[Opening TASK INPUT section]

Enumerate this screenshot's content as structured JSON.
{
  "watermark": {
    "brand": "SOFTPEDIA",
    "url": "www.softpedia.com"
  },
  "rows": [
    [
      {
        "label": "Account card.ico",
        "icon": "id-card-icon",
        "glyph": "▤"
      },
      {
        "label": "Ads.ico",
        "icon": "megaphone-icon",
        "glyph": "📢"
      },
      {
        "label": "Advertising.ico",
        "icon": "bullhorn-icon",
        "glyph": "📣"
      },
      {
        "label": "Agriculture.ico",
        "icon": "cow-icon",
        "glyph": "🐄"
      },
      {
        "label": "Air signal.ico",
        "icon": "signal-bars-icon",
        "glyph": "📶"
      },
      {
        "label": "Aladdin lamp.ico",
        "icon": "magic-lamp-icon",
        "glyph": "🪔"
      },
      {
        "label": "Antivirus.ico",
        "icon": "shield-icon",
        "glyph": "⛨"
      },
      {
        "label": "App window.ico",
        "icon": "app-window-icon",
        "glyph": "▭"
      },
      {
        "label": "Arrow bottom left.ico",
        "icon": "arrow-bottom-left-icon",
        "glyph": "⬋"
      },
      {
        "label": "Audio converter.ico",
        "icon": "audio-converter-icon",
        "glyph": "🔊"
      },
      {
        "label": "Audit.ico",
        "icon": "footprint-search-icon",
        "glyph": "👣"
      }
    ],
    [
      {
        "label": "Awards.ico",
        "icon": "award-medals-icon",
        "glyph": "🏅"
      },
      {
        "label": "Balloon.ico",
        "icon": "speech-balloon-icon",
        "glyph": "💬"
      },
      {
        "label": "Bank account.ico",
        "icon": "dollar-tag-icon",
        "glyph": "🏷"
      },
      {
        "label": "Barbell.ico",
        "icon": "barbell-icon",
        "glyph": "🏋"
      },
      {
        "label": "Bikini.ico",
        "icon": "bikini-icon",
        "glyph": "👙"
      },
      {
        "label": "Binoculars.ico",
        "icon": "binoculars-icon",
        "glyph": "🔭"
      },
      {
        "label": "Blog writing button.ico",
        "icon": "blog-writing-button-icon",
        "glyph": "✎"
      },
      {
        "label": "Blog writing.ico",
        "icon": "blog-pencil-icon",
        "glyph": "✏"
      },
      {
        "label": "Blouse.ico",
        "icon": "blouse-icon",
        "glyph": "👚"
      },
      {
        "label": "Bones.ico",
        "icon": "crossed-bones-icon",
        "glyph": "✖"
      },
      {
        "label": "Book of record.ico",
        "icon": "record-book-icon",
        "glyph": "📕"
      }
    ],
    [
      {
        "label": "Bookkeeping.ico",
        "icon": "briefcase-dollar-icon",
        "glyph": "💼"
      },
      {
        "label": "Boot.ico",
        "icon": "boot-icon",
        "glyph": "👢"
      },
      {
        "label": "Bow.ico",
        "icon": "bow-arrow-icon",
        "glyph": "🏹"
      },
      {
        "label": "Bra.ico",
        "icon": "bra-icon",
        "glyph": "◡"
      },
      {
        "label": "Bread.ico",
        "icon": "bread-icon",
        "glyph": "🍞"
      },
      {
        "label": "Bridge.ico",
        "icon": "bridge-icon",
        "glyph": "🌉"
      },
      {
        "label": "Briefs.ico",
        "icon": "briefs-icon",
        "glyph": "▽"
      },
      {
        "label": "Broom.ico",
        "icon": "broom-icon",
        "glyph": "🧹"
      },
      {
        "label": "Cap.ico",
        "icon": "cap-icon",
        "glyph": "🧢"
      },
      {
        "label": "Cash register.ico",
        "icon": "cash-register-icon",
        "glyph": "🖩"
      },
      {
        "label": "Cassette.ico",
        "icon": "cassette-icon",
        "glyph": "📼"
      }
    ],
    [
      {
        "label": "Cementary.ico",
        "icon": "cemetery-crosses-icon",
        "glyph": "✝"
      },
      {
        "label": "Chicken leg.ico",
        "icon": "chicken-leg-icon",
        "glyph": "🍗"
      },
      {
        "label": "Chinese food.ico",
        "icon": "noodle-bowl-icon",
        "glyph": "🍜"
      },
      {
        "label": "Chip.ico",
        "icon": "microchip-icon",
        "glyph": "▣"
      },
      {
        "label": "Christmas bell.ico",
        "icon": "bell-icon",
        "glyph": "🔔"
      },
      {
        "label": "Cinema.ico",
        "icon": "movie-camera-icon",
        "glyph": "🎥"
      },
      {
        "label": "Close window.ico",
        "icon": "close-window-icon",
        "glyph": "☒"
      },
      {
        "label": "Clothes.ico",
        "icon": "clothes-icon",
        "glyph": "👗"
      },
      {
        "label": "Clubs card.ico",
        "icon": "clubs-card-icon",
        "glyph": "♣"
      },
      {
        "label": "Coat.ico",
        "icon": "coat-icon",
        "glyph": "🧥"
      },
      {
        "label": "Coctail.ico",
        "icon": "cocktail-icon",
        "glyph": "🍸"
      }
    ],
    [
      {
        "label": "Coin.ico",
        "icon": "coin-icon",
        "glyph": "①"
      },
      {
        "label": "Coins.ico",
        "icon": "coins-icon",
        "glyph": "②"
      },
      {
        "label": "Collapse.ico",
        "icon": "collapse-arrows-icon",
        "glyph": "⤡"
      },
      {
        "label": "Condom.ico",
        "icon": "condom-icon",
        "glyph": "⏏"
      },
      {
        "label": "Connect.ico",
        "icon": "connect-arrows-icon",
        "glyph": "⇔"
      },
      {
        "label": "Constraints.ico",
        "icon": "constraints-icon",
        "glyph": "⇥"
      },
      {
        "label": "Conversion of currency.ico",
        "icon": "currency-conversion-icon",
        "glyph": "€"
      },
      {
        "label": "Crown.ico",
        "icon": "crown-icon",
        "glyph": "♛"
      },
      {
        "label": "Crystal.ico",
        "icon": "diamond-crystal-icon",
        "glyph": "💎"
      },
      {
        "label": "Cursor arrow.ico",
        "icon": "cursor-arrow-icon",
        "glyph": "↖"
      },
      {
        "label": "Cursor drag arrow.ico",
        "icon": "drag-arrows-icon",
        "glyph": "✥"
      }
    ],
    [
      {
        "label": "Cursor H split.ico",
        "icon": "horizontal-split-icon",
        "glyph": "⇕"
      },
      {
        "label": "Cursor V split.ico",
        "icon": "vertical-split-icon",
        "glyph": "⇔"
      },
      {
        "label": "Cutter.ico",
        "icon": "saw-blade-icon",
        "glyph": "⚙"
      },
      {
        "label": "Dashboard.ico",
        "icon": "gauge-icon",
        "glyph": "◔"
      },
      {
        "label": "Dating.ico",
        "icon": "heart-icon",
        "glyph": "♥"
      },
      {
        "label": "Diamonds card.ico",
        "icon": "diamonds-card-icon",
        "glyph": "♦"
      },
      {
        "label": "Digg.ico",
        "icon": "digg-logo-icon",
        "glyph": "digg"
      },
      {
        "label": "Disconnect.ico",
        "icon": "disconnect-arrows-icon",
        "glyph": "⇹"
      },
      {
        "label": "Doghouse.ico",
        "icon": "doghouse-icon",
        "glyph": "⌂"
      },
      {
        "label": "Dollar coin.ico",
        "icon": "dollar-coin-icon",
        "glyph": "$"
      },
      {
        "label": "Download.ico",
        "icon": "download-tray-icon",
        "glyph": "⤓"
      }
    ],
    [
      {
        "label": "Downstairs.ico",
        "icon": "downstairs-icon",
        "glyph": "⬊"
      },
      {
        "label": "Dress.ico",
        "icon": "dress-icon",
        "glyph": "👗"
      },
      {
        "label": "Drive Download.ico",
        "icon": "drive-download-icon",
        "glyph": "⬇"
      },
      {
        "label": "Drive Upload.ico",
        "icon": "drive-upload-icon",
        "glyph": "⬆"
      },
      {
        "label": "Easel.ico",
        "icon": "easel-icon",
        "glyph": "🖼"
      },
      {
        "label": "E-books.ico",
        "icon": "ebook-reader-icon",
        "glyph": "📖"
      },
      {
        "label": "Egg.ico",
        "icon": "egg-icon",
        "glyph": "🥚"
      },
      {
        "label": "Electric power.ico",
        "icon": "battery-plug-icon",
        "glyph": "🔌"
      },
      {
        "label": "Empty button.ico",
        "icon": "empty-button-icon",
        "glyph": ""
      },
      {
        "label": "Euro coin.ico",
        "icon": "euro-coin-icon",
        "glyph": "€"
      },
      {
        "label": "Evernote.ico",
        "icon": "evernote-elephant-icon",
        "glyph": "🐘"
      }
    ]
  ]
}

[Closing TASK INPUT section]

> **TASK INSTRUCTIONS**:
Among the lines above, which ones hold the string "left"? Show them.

> **RESPONSE AREA**:
        "label": "Arrow bottom left.ico",
        "icon": "arrow-bottom-left-icon",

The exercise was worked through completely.